**EXERCISE INPUT**:
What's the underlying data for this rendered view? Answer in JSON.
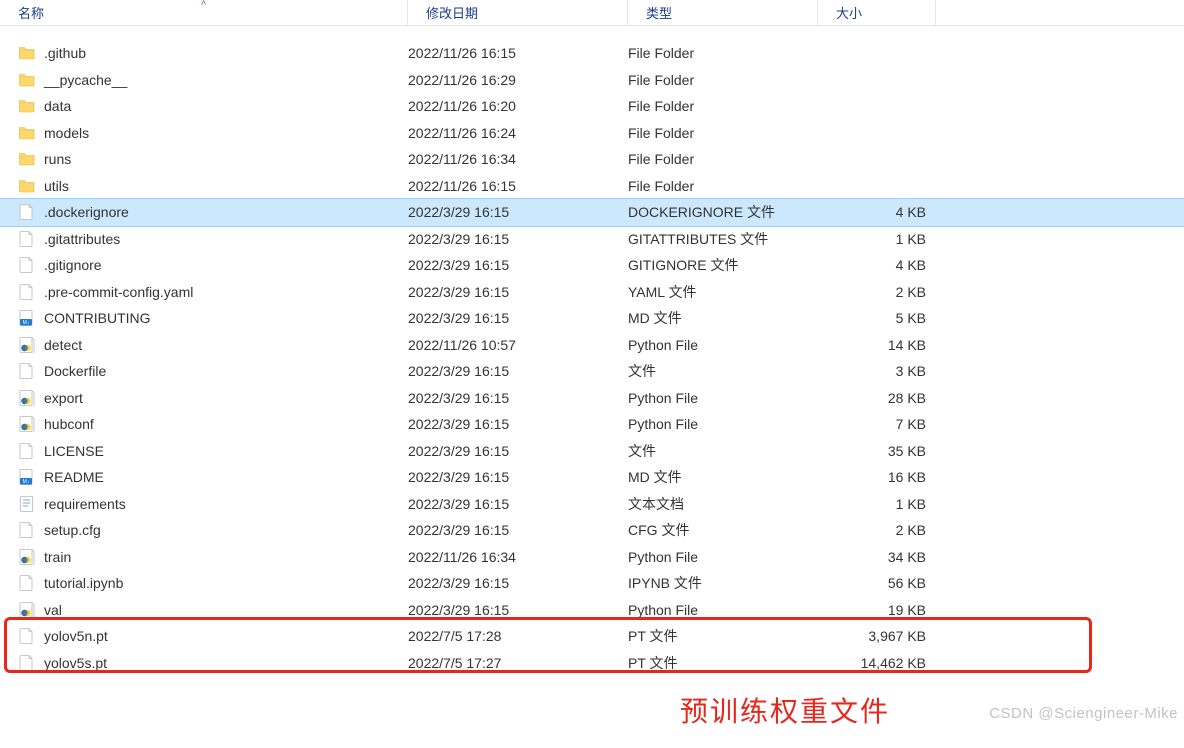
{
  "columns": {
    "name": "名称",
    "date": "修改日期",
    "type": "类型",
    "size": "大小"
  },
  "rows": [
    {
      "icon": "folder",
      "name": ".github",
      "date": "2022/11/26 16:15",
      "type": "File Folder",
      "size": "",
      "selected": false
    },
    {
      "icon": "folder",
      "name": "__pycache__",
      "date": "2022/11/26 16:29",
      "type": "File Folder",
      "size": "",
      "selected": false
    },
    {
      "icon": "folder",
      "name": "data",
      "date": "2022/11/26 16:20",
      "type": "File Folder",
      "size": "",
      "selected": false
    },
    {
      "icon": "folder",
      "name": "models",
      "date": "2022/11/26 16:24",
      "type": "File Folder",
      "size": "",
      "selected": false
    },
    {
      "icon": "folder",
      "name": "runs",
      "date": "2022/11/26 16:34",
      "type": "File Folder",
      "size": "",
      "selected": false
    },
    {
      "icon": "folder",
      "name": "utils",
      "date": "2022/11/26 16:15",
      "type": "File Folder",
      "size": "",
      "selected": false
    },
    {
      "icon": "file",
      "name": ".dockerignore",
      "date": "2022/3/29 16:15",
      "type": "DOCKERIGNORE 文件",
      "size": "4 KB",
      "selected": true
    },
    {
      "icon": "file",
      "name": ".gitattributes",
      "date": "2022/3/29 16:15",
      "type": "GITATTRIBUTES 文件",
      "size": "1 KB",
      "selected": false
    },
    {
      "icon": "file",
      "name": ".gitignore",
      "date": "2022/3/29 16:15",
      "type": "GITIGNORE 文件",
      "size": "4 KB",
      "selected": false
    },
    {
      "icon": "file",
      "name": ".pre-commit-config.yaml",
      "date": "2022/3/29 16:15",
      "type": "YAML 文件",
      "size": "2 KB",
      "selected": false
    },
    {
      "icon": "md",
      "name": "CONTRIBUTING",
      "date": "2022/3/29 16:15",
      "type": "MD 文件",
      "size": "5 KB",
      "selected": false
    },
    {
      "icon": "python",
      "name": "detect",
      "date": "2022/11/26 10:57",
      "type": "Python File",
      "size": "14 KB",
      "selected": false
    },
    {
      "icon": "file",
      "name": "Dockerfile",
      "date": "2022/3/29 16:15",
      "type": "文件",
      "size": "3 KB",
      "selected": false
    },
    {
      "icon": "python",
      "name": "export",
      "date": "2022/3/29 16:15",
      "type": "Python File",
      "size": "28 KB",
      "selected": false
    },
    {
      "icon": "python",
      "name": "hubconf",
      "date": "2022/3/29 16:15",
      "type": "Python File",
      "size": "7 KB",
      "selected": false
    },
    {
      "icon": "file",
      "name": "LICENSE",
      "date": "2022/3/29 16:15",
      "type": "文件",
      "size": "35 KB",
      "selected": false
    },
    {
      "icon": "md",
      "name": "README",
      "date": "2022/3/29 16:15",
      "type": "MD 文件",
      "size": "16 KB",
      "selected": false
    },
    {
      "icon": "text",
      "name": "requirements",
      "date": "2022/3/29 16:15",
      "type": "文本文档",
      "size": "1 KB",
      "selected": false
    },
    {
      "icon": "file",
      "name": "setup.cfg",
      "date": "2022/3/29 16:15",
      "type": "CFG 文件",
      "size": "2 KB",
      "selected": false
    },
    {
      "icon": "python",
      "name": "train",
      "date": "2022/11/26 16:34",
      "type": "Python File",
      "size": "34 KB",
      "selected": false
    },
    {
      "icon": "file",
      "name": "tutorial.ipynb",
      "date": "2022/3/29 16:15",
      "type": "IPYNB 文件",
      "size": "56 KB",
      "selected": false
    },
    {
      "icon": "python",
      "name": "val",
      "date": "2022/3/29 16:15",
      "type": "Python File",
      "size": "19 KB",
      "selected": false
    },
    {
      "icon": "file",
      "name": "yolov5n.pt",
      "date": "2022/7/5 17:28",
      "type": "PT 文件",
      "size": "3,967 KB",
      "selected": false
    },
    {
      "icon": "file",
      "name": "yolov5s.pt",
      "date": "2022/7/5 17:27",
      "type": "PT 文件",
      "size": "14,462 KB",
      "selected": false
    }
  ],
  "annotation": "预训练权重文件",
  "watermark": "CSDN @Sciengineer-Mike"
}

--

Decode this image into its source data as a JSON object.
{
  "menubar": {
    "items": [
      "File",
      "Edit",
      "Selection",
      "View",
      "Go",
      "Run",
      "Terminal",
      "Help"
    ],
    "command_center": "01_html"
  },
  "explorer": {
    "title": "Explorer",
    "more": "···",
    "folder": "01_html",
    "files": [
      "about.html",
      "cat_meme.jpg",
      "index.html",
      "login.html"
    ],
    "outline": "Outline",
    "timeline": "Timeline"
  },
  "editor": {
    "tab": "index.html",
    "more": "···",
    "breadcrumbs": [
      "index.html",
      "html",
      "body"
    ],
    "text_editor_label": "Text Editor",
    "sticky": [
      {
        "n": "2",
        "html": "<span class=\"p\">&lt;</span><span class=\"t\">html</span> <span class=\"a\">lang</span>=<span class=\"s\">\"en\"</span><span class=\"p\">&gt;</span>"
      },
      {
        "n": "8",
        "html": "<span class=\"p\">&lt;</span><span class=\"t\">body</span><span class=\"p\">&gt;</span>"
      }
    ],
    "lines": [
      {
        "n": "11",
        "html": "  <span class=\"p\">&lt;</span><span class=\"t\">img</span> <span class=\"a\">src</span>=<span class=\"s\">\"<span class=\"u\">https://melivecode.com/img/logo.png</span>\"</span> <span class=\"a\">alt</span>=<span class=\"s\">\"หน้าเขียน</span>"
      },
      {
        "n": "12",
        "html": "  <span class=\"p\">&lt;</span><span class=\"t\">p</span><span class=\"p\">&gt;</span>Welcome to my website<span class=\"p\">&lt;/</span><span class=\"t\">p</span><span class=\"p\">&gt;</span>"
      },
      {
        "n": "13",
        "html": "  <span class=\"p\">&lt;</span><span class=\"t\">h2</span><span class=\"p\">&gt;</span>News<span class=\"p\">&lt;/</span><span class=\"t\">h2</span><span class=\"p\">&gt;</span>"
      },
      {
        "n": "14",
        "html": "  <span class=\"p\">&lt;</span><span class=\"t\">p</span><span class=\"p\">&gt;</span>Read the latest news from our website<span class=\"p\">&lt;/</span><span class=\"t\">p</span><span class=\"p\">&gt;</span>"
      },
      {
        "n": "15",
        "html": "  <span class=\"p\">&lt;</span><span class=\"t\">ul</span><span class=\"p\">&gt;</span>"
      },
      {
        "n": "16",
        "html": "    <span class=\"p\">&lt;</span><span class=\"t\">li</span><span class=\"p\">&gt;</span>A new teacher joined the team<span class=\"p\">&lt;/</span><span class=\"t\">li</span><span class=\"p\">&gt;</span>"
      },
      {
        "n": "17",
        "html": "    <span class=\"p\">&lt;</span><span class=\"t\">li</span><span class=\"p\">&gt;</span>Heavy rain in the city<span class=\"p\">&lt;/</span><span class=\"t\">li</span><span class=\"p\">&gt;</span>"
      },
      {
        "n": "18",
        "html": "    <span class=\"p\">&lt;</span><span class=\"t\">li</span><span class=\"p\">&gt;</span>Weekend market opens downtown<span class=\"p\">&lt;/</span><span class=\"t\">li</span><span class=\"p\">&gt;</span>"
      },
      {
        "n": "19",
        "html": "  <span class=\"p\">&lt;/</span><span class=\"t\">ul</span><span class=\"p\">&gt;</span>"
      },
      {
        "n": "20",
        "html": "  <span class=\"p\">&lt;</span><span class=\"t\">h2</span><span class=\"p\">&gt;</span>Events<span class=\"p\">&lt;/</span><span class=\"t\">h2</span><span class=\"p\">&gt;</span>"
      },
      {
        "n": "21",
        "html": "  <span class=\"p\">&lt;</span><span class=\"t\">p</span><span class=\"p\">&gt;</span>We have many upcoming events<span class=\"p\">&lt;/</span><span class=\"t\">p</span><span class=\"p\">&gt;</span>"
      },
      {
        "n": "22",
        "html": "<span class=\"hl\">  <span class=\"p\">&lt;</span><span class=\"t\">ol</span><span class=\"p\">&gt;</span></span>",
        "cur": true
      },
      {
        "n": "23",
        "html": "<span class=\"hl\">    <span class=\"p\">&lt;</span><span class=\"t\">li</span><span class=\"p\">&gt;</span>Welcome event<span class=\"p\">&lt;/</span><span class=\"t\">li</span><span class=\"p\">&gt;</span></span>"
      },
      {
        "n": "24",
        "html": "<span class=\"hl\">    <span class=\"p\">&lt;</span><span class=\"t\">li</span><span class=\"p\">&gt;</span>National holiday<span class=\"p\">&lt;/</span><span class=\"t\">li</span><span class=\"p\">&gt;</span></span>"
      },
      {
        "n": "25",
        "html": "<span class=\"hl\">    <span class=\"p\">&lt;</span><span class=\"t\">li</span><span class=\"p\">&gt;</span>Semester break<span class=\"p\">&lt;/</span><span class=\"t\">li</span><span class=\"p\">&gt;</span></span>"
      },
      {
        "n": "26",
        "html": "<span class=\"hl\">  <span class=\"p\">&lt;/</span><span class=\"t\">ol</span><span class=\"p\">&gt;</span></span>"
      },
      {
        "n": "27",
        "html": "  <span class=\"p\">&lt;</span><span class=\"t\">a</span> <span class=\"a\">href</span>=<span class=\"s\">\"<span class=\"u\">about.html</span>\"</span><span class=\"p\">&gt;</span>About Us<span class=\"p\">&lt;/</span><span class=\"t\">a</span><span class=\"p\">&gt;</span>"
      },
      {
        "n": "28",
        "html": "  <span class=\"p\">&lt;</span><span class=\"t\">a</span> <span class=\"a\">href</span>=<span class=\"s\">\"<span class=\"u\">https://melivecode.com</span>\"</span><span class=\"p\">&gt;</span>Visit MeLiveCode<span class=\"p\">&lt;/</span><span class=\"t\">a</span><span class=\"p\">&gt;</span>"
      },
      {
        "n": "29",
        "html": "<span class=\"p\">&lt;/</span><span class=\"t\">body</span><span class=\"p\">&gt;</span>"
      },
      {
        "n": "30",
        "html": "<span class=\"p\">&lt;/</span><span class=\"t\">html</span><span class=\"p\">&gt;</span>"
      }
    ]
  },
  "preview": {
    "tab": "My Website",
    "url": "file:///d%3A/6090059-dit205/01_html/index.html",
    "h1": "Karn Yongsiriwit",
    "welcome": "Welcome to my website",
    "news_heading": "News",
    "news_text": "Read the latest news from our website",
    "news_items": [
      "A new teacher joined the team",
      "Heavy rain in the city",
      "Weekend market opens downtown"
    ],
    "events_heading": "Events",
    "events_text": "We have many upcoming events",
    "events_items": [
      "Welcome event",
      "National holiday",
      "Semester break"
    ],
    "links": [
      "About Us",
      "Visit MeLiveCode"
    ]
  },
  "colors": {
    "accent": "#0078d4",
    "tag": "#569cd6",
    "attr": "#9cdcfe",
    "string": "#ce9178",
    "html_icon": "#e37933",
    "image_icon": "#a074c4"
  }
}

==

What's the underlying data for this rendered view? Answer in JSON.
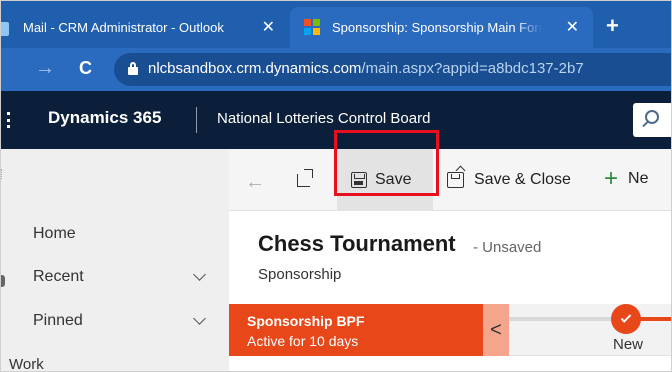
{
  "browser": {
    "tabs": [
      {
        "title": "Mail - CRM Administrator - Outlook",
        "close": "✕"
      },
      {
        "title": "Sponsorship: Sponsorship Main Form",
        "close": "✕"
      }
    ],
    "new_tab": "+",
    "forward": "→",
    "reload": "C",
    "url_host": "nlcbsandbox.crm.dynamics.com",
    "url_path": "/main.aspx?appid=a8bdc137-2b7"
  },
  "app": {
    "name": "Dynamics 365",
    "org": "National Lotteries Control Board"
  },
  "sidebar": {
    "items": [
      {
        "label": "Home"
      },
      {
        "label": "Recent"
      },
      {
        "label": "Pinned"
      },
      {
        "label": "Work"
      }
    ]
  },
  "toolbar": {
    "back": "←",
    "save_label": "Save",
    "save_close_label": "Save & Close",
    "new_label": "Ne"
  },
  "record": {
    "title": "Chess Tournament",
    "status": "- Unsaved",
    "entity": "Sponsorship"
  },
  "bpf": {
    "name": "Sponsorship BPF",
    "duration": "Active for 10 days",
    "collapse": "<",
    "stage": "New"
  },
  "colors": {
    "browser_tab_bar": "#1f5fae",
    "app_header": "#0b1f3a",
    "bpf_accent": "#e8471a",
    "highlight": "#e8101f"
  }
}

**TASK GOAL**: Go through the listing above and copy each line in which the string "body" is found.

**RESPONSE TO THE EXERCISE**:
      "body"
        "html": "<span class=\"p\">&lt;</span><span class=\"t\">body</span><span class=\"p\">&gt;</span>"
        "html": "<span class=\"p\">&lt;/</span><span class=\"t\">body</span><span class=\"p\">&gt;</span>"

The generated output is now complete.